Your goal
Retype each line below precisely.

Web page and app entries
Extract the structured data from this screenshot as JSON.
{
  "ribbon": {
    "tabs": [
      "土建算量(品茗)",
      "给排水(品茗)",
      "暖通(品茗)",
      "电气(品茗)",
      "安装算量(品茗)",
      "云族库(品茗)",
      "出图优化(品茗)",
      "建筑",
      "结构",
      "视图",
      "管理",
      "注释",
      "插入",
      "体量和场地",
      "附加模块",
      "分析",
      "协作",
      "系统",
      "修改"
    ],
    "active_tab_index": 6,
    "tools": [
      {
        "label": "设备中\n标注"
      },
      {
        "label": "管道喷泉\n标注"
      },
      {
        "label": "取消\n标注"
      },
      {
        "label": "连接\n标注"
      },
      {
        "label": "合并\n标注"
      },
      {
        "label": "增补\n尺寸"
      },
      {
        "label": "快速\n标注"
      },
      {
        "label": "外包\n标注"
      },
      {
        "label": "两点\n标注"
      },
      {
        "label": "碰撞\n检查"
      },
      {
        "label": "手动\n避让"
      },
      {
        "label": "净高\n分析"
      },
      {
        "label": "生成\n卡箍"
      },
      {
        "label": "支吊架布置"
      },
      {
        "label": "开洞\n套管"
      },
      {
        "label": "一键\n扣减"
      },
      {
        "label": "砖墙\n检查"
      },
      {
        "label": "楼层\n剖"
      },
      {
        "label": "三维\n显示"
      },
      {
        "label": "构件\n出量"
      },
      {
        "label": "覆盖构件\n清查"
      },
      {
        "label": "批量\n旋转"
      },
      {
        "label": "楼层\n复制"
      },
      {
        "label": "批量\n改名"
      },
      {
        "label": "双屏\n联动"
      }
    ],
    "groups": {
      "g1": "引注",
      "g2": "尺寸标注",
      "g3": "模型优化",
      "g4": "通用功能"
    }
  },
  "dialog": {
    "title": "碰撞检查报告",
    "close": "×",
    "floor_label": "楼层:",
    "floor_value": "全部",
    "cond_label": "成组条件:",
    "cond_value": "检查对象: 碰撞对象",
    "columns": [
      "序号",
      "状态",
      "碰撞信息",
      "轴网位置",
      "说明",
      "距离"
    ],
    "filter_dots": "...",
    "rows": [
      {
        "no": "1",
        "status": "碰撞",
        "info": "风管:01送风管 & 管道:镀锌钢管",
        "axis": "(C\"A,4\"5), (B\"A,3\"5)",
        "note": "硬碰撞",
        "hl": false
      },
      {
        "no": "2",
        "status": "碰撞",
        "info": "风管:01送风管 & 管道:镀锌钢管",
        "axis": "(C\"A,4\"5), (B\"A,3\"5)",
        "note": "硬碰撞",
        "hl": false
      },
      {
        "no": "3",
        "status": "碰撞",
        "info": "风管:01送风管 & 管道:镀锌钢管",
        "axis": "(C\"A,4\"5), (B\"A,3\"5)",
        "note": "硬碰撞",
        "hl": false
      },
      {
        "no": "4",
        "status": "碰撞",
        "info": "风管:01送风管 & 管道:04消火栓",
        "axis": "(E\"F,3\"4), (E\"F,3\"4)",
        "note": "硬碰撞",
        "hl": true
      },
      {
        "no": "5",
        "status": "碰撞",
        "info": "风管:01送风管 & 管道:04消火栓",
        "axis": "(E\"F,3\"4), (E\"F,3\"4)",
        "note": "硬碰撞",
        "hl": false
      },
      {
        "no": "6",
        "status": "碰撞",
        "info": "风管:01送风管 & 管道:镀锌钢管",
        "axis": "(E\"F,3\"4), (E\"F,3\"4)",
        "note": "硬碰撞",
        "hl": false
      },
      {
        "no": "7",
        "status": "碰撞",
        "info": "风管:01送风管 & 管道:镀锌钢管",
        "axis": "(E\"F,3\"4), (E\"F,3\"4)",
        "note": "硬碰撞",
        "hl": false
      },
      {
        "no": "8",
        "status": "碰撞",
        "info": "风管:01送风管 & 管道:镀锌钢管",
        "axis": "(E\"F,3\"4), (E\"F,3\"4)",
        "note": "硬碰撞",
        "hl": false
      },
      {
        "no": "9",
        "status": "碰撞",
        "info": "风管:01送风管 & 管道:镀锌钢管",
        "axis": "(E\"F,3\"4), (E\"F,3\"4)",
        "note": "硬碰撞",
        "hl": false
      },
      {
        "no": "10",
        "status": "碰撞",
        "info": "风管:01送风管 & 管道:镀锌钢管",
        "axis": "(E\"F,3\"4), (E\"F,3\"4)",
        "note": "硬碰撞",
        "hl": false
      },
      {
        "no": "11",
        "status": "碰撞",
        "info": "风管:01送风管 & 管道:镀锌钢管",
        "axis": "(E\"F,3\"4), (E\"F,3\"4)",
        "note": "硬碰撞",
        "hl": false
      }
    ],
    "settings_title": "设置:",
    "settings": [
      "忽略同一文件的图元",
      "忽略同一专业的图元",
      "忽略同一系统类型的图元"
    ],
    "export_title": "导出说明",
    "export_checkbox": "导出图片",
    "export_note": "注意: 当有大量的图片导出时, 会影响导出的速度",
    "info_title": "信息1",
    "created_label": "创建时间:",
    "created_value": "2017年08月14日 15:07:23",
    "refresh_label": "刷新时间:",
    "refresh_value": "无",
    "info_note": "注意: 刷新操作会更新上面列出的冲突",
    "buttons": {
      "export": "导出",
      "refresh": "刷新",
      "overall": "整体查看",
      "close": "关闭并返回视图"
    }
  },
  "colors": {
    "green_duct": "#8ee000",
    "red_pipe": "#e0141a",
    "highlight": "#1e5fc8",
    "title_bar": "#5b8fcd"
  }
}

Problem solution
Extract the structured data from this screenshot as JSON.
{
  "ribbon": {
    "tabs": [
      "土建算量(品茗)",
      "给排水(品茗)",
      "暖通(品茗)",
      "电气(品茗)",
      "安装算量(品茗)",
      "云族库(品茗)",
      "出图优化(品茗)",
      "建筑",
      "结构",
      "视图",
      "管理",
      "注释",
      "插入",
      "体量和场地",
      "附加模块",
      "分析",
      "协作",
      "系统",
      "修改"
    ],
    "active_tab_index": 6,
    "tools": [
      {
        "label": "设备中\n标注"
      },
      {
        "label": "管道喷泉\n标注"
      },
      {
        "label": "取消\n标注"
      },
      {
        "label": "连接\n标注"
      },
      {
        "label": "合并\n标注"
      },
      {
        "label": "增补\n尺寸"
      },
      {
        "label": "快速\n标注"
      },
      {
        "label": "外包\n标注"
      },
      {
        "label": "两点\n标注"
      },
      {
        "label": "碰撞\n检查"
      },
      {
        "label": "手动\n避让"
      },
      {
        "label": "净高\n分析"
      },
      {
        "label": "生成\n卡箍"
      },
      {
        "label": "支吊架布置"
      },
      {
        "label": "开洞\n套管"
      },
      {
        "label": "一键\n扣减"
      },
      {
        "label": "砖墙\n检查"
      },
      {
        "label": "楼层\n剖"
      },
      {
        "label": "三维\n显示"
      },
      {
        "label": "构件\n出量"
      },
      {
        "label": "覆盖构件\n清查"
      },
      {
        "label": "批量\n旋转"
      },
      {
        "label": "楼层\n复制"
      },
      {
        "label": "批量\n改名"
      },
      {
        "label": "双屏\n联动"
      }
    ],
    "groups": {
      "g1": "引注",
      "g2": "尺寸标注",
      "g3": "模型优化",
      "g4": "通用功能"
    }
  },
  "dialog": {
    "title": "碰撞检查报告",
    "close": "×",
    "floor_label": "楼层:",
    "floor_value": "全部",
    "cond_label": "成组条件:",
    "cond_value": "检查对象: 碰撞对象",
    "columns": [
      "序号",
      "状态",
      "碰撞信息",
      "轴网位置",
      "说明",
      "距离"
    ],
    "filter_dots": "...",
    "rows": [
      {
        "no": "1",
        "status": "碰撞",
        "info": "风管:01送风管 & 管道:镀锌钢管",
        "axis": "(C\"A,4\"5), (B\"A,3\"5)",
        "note": "硬碰撞",
        "hl": false
      },
      {
        "no": "2",
        "status": "碰撞",
        "info": "风管:01送风管 & 管道:镀锌钢管",
        "axis": "(C\"A,4\"5), (B\"A,3\"5)",
        "note": "硬碰撞",
        "hl": false
      },
      {
        "no": "3",
        "status": "碰撞",
        "info": "风管:01送风管 & 管道:镀锌钢管",
        "axis": "(C\"A,4\"5), (B\"A,3\"5)",
        "note": "硬碰撞",
        "hl": false
      },
      {
        "no": "4",
        "status": "碰撞",
        "info": "风管:01送风管 & 管道:04消火栓",
        "axis": "(E\"F,3\"4), (E\"F,3\"4)",
        "note": "硬碰撞",
        "hl": true
      },
      {
        "no": "5",
        "status": "碰撞",
        "info": "风管:01送风管 & 管道:04消火栓",
        "axis": "(E\"F,3\"4), (E\"F,3\"4)",
        "note": "硬碰撞",
        "hl": false
      },
      {
        "no": "6",
        "status": "碰撞",
        "info": "风管:01送风管 & 管道:镀锌钢管",
        "axis": "(E\"F,3\"4), (E\"F,3\"4)",
        "note": "硬碰撞",
        "hl": false
      },
      {
        "no": "7",
        "status": "碰撞",
        "info": "风管:01送风管 & 管道:镀锌钢管",
        "axis": "(E\"F,3\"4), (E\"F,3\"4)",
        "note": "硬碰撞",
        "hl": false
      },
      {
        "no": "8",
        "status": "碰撞",
        "info": "风管:01送风管 & 管道:镀锌钢管",
        "axis": "(E\"F,3\"4), (E\"F,3\"4)",
        "note": "硬碰撞",
        "hl": false
      },
      {
        "no": "9",
        "status": "碰撞",
        "info": "风管:01送风管 & 管道:镀锌钢管",
        "axis": "(E\"F,3\"4), (E\"F,3\"4)",
        "note": "硬碰撞",
        "hl": false
      },
      {
        "no": "10",
        "status": "碰撞",
        "info": "风管:01送风管 & 管道:镀锌钢管",
        "axis": "(E\"F,3\"4), (E\"F,3\"4)",
        "note": "硬碰撞",
        "hl": false
      },
      {
        "no": "11",
        "status": "碰撞",
        "info": "风管:01送风管 & 管道:镀锌钢管",
        "axis": "(E\"F,3\"4), (E\"F,3\"4)",
        "note": "硬碰撞",
        "hl": false
      }
    ],
    "settings_title": "设置:",
    "settings": [
      "忽略同一文件的图元",
      "忽略同一专业的图元",
      "忽略同一系统类型的图元"
    ],
    "export_title": "导出说明",
    "export_checkbox": "导出图片",
    "export_note": "注意: 当有大量的图片导出时, 会影响导出的速度",
    "info_title": "信息1",
    "created_label": "创建时间:",
    "created_value": "2017年08月14日 15:07:23",
    "refresh_label": "刷新时间:",
    "refresh_value": "无",
    "info_note": "注意: 刷新操作会更新上面列出的冲突",
    "buttons": {
      "export": "导出",
      "refresh": "刷新",
      "overall": "整体查看",
      "close": "关闭并返回视图"
    }
  },
  "colors": {
    "green_duct": "#8ee000",
    "red_pipe": "#e0141a",
    "highlight": "#1e5fc8",
    "title_bar": "#5b8fcd"
  }
}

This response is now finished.